***** Source records *****

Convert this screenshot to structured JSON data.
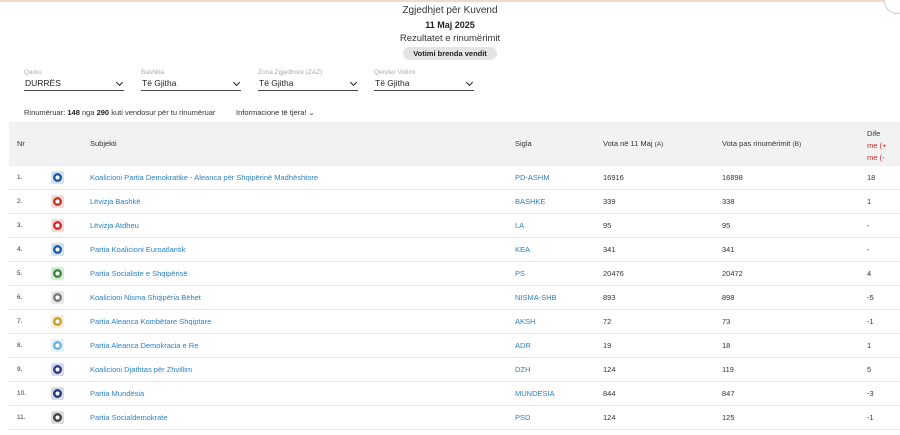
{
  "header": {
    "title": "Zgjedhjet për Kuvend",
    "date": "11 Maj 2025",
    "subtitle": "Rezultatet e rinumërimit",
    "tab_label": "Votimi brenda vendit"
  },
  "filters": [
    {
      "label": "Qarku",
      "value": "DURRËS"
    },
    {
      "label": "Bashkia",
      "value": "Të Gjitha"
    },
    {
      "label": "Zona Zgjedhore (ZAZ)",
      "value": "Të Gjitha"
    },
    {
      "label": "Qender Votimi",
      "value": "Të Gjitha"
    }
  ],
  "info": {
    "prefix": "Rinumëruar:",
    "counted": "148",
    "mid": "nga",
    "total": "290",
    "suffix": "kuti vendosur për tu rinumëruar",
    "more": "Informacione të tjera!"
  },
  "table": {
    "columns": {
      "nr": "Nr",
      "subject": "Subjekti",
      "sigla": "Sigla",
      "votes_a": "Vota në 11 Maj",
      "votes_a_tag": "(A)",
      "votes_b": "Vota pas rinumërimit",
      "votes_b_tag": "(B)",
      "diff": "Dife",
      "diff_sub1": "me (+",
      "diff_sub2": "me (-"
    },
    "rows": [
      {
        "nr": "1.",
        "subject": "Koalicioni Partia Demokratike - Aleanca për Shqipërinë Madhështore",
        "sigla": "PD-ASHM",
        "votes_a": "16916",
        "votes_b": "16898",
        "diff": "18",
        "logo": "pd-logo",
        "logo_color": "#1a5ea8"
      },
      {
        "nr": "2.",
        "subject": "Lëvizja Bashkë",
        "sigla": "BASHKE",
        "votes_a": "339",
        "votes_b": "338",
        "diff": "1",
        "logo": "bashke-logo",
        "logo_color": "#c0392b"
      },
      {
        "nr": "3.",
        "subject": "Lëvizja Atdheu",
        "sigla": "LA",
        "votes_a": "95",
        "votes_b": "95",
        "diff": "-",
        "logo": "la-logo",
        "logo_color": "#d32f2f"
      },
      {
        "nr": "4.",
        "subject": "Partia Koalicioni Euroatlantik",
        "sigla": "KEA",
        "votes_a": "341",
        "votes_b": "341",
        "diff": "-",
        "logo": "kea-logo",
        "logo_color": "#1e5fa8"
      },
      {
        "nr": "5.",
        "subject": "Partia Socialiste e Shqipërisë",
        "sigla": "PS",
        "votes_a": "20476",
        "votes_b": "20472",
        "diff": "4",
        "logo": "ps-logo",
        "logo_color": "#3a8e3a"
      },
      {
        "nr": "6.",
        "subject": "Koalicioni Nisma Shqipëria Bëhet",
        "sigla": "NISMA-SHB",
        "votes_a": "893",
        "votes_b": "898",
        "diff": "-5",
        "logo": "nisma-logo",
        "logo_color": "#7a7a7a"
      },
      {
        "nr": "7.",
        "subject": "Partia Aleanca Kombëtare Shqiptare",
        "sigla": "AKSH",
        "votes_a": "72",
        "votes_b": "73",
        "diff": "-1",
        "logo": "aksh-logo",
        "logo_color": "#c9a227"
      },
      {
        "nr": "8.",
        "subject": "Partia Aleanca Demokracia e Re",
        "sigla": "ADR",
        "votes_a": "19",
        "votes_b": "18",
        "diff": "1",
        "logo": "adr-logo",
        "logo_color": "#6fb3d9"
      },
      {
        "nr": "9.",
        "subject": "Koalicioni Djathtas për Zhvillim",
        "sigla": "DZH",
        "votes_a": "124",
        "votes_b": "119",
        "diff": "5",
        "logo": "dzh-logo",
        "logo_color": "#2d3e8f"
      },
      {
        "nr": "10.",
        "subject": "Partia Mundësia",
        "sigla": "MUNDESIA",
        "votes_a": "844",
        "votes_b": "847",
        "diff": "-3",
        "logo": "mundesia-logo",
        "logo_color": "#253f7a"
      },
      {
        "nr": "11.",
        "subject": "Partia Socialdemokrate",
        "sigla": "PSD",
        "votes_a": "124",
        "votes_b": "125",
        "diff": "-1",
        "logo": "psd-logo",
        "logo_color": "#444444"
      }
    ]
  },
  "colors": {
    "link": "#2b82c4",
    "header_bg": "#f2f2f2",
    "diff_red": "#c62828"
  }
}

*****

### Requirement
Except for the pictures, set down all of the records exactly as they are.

### Answer to the exercise
Convert this screenshot to structured JSON data.
{
  "header": {
    "title": "Zgjedhjet për Kuvend",
    "date": "11 Maj 2025",
    "subtitle": "Rezultatet e rinumërimit",
    "tab_label": "Votimi brenda vendit"
  },
  "filters": [
    {
      "label": "Qarku",
      "value": "DURRËS"
    },
    {
      "label": "Bashkia",
      "value": "Të Gjitha"
    },
    {
      "label": "Zona Zgjedhore (ZAZ)",
      "value": "Të Gjitha"
    },
    {
      "label": "Qender Votimi",
      "value": "Të Gjitha"
    }
  ],
  "info": {
    "prefix": "Rinumëruar:",
    "counted": "148",
    "mid": "nga",
    "total": "290",
    "suffix": "kuti vendosur për tu rinumëruar",
    "more": "Informacione të tjera!"
  },
  "table": {
    "columns": {
      "nr": "Nr",
      "subject": "Subjekti",
      "sigla": "Sigla",
      "votes_a": "Vota në 11 Maj",
      "votes_a_tag": "(A)",
      "votes_b": "Vota pas rinumërimit",
      "votes_b_tag": "(B)",
      "diff": "Dife",
      "diff_sub1": "me (+",
      "diff_sub2": "me (-"
    },
    "rows": [
      {
        "nr": "1.",
        "subject": "Koalicioni Partia Demokratike - Aleanca për Shqipërinë Madhështore",
        "sigla": "PD-ASHM",
        "votes_a": "16916",
        "votes_b": "16898",
        "diff": "18",
        "logo": "pd-logo",
        "logo_color": "#1a5ea8"
      },
      {
        "nr": "2.",
        "subject": "Lëvizja Bashkë",
        "sigla": "BASHKE",
        "votes_a": "339",
        "votes_b": "338",
        "diff": "1",
        "logo": "bashke-logo",
        "logo_color": "#c0392b"
      },
      {
        "nr": "3.",
        "subject": "Lëvizja Atdheu",
        "sigla": "LA",
        "votes_a": "95",
        "votes_b": "95",
        "diff": "-",
        "logo": "la-logo",
        "logo_color": "#d32f2f"
      },
      {
        "nr": "4.",
        "subject": "Partia Koalicioni Euroatlantik",
        "sigla": "KEA",
        "votes_a": "341",
        "votes_b": "341",
        "diff": "-",
        "logo": "kea-logo",
        "logo_color": "#1e5fa8"
      },
      {
        "nr": "5.",
        "subject": "Partia Socialiste e Shqipërisë",
        "sigla": "PS",
        "votes_a": "20476",
        "votes_b": "20472",
        "diff": "4",
        "logo": "ps-logo",
        "logo_color": "#3a8e3a"
      },
      {
        "nr": "6.",
        "subject": "Koalicioni Nisma Shqipëria Bëhet",
        "sigla": "NISMA-SHB",
        "votes_a": "893",
        "votes_b": "898",
        "diff": "-5",
        "logo": "nisma-logo",
        "logo_color": "#7a7a7a"
      },
      {
        "nr": "7.",
        "subject": "Partia Aleanca Kombëtare Shqiptare",
        "sigla": "AKSH",
        "votes_a": "72",
        "votes_b": "73",
        "diff": "-1",
        "logo": "aksh-logo",
        "logo_color": "#c9a227"
      },
      {
        "nr": "8.",
        "subject": "Partia Aleanca Demokracia e Re",
        "sigla": "ADR",
        "votes_a": "19",
        "votes_b": "18",
        "diff": "1",
        "logo": "adr-logo",
        "logo_color": "#6fb3d9"
      },
      {
        "nr": "9.",
        "subject": "Koalicioni Djathtas për Zhvillim",
        "sigla": "DZH",
        "votes_a": "124",
        "votes_b": "119",
        "diff": "5",
        "logo": "dzh-logo",
        "logo_color": "#2d3e8f"
      },
      {
        "nr": "10.",
        "subject": "Partia Mundësia",
        "sigla": "MUNDESIA",
        "votes_a": "844",
        "votes_b": "847",
        "diff": "-3",
        "logo": "mundesia-logo",
        "logo_color": "#253f7a"
      },
      {
        "nr": "11.",
        "subject": "Partia Socialdemokrate",
        "sigla": "PSD",
        "votes_a": "124",
        "votes_b": "125",
        "diff": "-1",
        "logo": "psd-logo",
        "logo_color": "#444444"
      }
    ]
  },
  "colors": {
    "link": "#2b82c4",
    "header_bg": "#f2f2f2",
    "diff_red": "#c62828"
  }
}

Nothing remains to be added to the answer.